== EXERCISE GOAL ==
An exact copy of the entries is required, with every image omitted.
** DATA FOR THIS TASK follows **
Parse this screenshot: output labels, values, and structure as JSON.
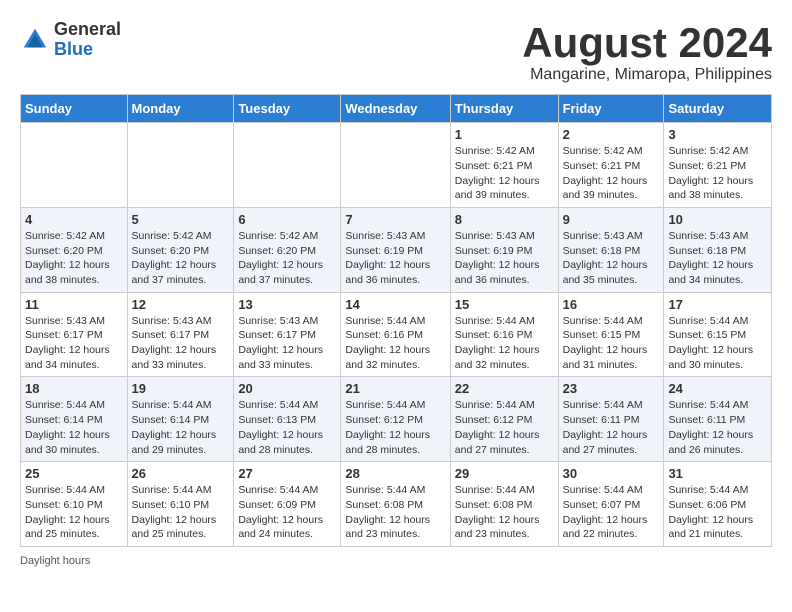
{
  "header": {
    "logo_general": "General",
    "logo_blue": "Blue",
    "month_title": "August 2024",
    "location": "Mangarine, Mimaropa, Philippines"
  },
  "days_of_week": [
    "Sunday",
    "Monday",
    "Tuesday",
    "Wednesday",
    "Thursday",
    "Friday",
    "Saturday"
  ],
  "weeks": [
    [
      {
        "day": "",
        "info": ""
      },
      {
        "day": "",
        "info": ""
      },
      {
        "day": "",
        "info": ""
      },
      {
        "day": "",
        "info": ""
      },
      {
        "day": "1",
        "info": "Sunrise: 5:42 AM\nSunset: 6:21 PM\nDaylight: 12 hours and 39 minutes."
      },
      {
        "day": "2",
        "info": "Sunrise: 5:42 AM\nSunset: 6:21 PM\nDaylight: 12 hours and 39 minutes."
      },
      {
        "day": "3",
        "info": "Sunrise: 5:42 AM\nSunset: 6:21 PM\nDaylight: 12 hours and 38 minutes."
      }
    ],
    [
      {
        "day": "4",
        "info": "Sunrise: 5:42 AM\nSunset: 6:20 PM\nDaylight: 12 hours and 38 minutes."
      },
      {
        "day": "5",
        "info": "Sunrise: 5:42 AM\nSunset: 6:20 PM\nDaylight: 12 hours and 37 minutes."
      },
      {
        "day": "6",
        "info": "Sunrise: 5:42 AM\nSunset: 6:20 PM\nDaylight: 12 hours and 37 minutes."
      },
      {
        "day": "7",
        "info": "Sunrise: 5:43 AM\nSunset: 6:19 PM\nDaylight: 12 hours and 36 minutes."
      },
      {
        "day": "8",
        "info": "Sunrise: 5:43 AM\nSunset: 6:19 PM\nDaylight: 12 hours and 36 minutes."
      },
      {
        "day": "9",
        "info": "Sunrise: 5:43 AM\nSunset: 6:18 PM\nDaylight: 12 hours and 35 minutes."
      },
      {
        "day": "10",
        "info": "Sunrise: 5:43 AM\nSunset: 6:18 PM\nDaylight: 12 hours and 34 minutes."
      }
    ],
    [
      {
        "day": "11",
        "info": "Sunrise: 5:43 AM\nSunset: 6:17 PM\nDaylight: 12 hours and 34 minutes."
      },
      {
        "day": "12",
        "info": "Sunrise: 5:43 AM\nSunset: 6:17 PM\nDaylight: 12 hours and 33 minutes."
      },
      {
        "day": "13",
        "info": "Sunrise: 5:43 AM\nSunset: 6:17 PM\nDaylight: 12 hours and 33 minutes."
      },
      {
        "day": "14",
        "info": "Sunrise: 5:44 AM\nSunset: 6:16 PM\nDaylight: 12 hours and 32 minutes."
      },
      {
        "day": "15",
        "info": "Sunrise: 5:44 AM\nSunset: 6:16 PM\nDaylight: 12 hours and 32 minutes."
      },
      {
        "day": "16",
        "info": "Sunrise: 5:44 AM\nSunset: 6:15 PM\nDaylight: 12 hours and 31 minutes."
      },
      {
        "day": "17",
        "info": "Sunrise: 5:44 AM\nSunset: 6:15 PM\nDaylight: 12 hours and 30 minutes."
      }
    ],
    [
      {
        "day": "18",
        "info": "Sunrise: 5:44 AM\nSunset: 6:14 PM\nDaylight: 12 hours and 30 minutes."
      },
      {
        "day": "19",
        "info": "Sunrise: 5:44 AM\nSunset: 6:14 PM\nDaylight: 12 hours and 29 minutes."
      },
      {
        "day": "20",
        "info": "Sunrise: 5:44 AM\nSunset: 6:13 PM\nDaylight: 12 hours and 28 minutes."
      },
      {
        "day": "21",
        "info": "Sunrise: 5:44 AM\nSunset: 6:12 PM\nDaylight: 12 hours and 28 minutes."
      },
      {
        "day": "22",
        "info": "Sunrise: 5:44 AM\nSunset: 6:12 PM\nDaylight: 12 hours and 27 minutes."
      },
      {
        "day": "23",
        "info": "Sunrise: 5:44 AM\nSunset: 6:11 PM\nDaylight: 12 hours and 27 minutes."
      },
      {
        "day": "24",
        "info": "Sunrise: 5:44 AM\nSunset: 6:11 PM\nDaylight: 12 hours and 26 minutes."
      }
    ],
    [
      {
        "day": "25",
        "info": "Sunrise: 5:44 AM\nSunset: 6:10 PM\nDaylight: 12 hours and 25 minutes."
      },
      {
        "day": "26",
        "info": "Sunrise: 5:44 AM\nSunset: 6:10 PM\nDaylight: 12 hours and 25 minutes."
      },
      {
        "day": "27",
        "info": "Sunrise: 5:44 AM\nSunset: 6:09 PM\nDaylight: 12 hours and 24 minutes."
      },
      {
        "day": "28",
        "info": "Sunrise: 5:44 AM\nSunset: 6:08 PM\nDaylight: 12 hours and 23 minutes."
      },
      {
        "day": "29",
        "info": "Sunrise: 5:44 AM\nSunset: 6:08 PM\nDaylight: 12 hours and 23 minutes."
      },
      {
        "day": "30",
        "info": "Sunrise: 5:44 AM\nSunset: 6:07 PM\nDaylight: 12 hours and 22 minutes."
      },
      {
        "day": "31",
        "info": "Sunrise: 5:44 AM\nSunset: 6:06 PM\nDaylight: 12 hours and 21 minutes."
      }
    ]
  ],
  "footer": {
    "daylight_label": "Daylight hours"
  }
}
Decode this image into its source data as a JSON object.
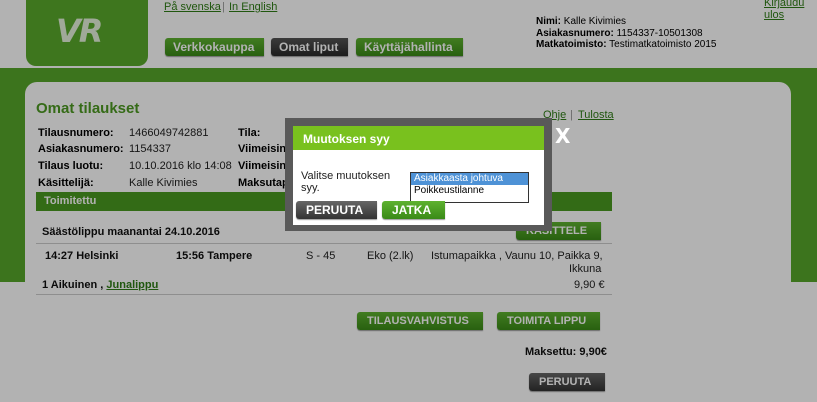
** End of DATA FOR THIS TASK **
== WRITTEN RESPONSE ==
Parse this screenshot: output labels, values, and structure as JSON.
{
  "header": {
    "logo_general": "General",
    "logo_blue": "Blue",
    "month_title": "August 2024",
    "location": "Mangarine, Mimaropa, Philippines"
  },
  "days_of_week": [
    "Sunday",
    "Monday",
    "Tuesday",
    "Wednesday",
    "Thursday",
    "Friday",
    "Saturday"
  ],
  "weeks": [
    [
      {
        "day": "",
        "info": ""
      },
      {
        "day": "",
        "info": ""
      },
      {
        "day": "",
        "info": ""
      },
      {
        "day": "",
        "info": ""
      },
      {
        "day": "1",
        "info": "Sunrise: 5:42 AM\nSunset: 6:21 PM\nDaylight: 12 hours and 39 minutes."
      },
      {
        "day": "2",
        "info": "Sunrise: 5:42 AM\nSunset: 6:21 PM\nDaylight: 12 hours and 39 minutes."
      },
      {
        "day": "3",
        "info": "Sunrise: 5:42 AM\nSunset: 6:21 PM\nDaylight: 12 hours and 38 minutes."
      }
    ],
    [
      {
        "day": "4",
        "info": "Sunrise: 5:42 AM\nSunset: 6:20 PM\nDaylight: 12 hours and 38 minutes."
      },
      {
        "day": "5",
        "info": "Sunrise: 5:42 AM\nSunset: 6:20 PM\nDaylight: 12 hours and 37 minutes."
      },
      {
        "day": "6",
        "info": "Sunrise: 5:42 AM\nSunset: 6:20 PM\nDaylight: 12 hours and 37 minutes."
      },
      {
        "day": "7",
        "info": "Sunrise: 5:43 AM\nSunset: 6:19 PM\nDaylight: 12 hours and 36 minutes."
      },
      {
        "day": "8",
        "info": "Sunrise: 5:43 AM\nSunset: 6:19 PM\nDaylight: 12 hours and 36 minutes."
      },
      {
        "day": "9",
        "info": "Sunrise: 5:43 AM\nSunset: 6:18 PM\nDaylight: 12 hours and 35 minutes."
      },
      {
        "day": "10",
        "info": "Sunrise: 5:43 AM\nSunset: 6:18 PM\nDaylight: 12 hours and 34 minutes."
      }
    ],
    [
      {
        "day": "11",
        "info": "Sunrise: 5:43 AM\nSunset: 6:17 PM\nDaylight: 12 hours and 34 minutes."
      },
      {
        "day": "12",
        "info": "Sunrise: 5:43 AM\nSunset: 6:17 PM\nDaylight: 12 hours and 33 minutes."
      },
      {
        "day": "13",
        "info": "Sunrise: 5:43 AM\nSunset: 6:17 PM\nDaylight: 12 hours and 33 minutes."
      },
      {
        "day": "14",
        "info": "Sunrise: 5:44 AM\nSunset: 6:16 PM\nDaylight: 12 hours and 32 minutes."
      },
      {
        "day": "15",
        "info": "Sunrise: 5:44 AM\nSunset: 6:16 PM\nDaylight: 12 hours and 32 minutes."
      },
      {
        "day": "16",
        "info": "Sunrise: 5:44 AM\nSunset: 6:15 PM\nDaylight: 12 hours and 31 minutes."
      },
      {
        "day": "17",
        "info": "Sunrise: 5:44 AM\nSunset: 6:15 PM\nDaylight: 12 hours and 30 minutes."
      }
    ],
    [
      {
        "day": "18",
        "info": "Sunrise: 5:44 AM\nSunset: 6:14 PM\nDaylight: 12 hours and 30 minutes."
      },
      {
        "day": "19",
        "info": "Sunrise: 5:44 AM\nSunset: 6:14 PM\nDaylight: 12 hours and 29 minutes."
      },
      {
        "day": "20",
        "info": "Sunrise: 5:44 AM\nSunset: 6:13 PM\nDaylight: 12 hours and 28 minutes."
      },
      {
        "day": "21",
        "info": "Sunrise: 5:44 AM\nSunset: 6:12 PM\nDaylight: 12 hours and 28 minutes."
      },
      {
        "day": "22",
        "info": "Sunrise: 5:44 AM\nSunset: 6:12 PM\nDaylight: 12 hours and 27 minutes."
      },
      {
        "day": "23",
        "info": "Sunrise: 5:44 AM\nSunset: 6:11 PM\nDaylight: 12 hours and 27 minutes."
      },
      {
        "day": "24",
        "info": "Sunrise: 5:44 AM\nSunset: 6:11 PM\nDaylight: 12 hours and 26 minutes."
      }
    ],
    [
      {
        "day": "25",
        "info": "Sunrise: 5:44 AM\nSunset: 6:10 PM\nDaylight: 12 hours and 25 minutes."
      },
      {
        "day": "26",
        "info": "Sunrise: 5:44 AM\nSunset: 6:10 PM\nDaylight: 12 hours and 25 minutes."
      },
      {
        "day": "27",
        "info": "Sunrise: 5:44 AM\nSunset: 6:09 PM\nDaylight: 12 hours and 24 minutes."
      },
      {
        "day": "28",
        "info": "Sunrise: 5:44 AM\nSunset: 6:08 PM\nDaylight: 12 hours and 23 minutes."
      },
      {
        "day": "29",
        "info": "Sunrise: 5:44 AM\nSunset: 6:08 PM\nDaylight: 12 hours and 23 minutes."
      },
      {
        "day": "30",
        "info": "Sunrise: 5:44 AM\nSunset: 6:07 PM\nDaylight: 12 hours and 22 minutes."
      },
      {
        "day": "31",
        "info": "Sunrise: 5:44 AM\nSunset: 6:06 PM\nDaylight: 12 hours and 21 minutes."
      }
    ]
  ],
  "footer": {
    "daylight_label": "Daylight hours"
  }
}
Decode this image into its source data as a JSON object.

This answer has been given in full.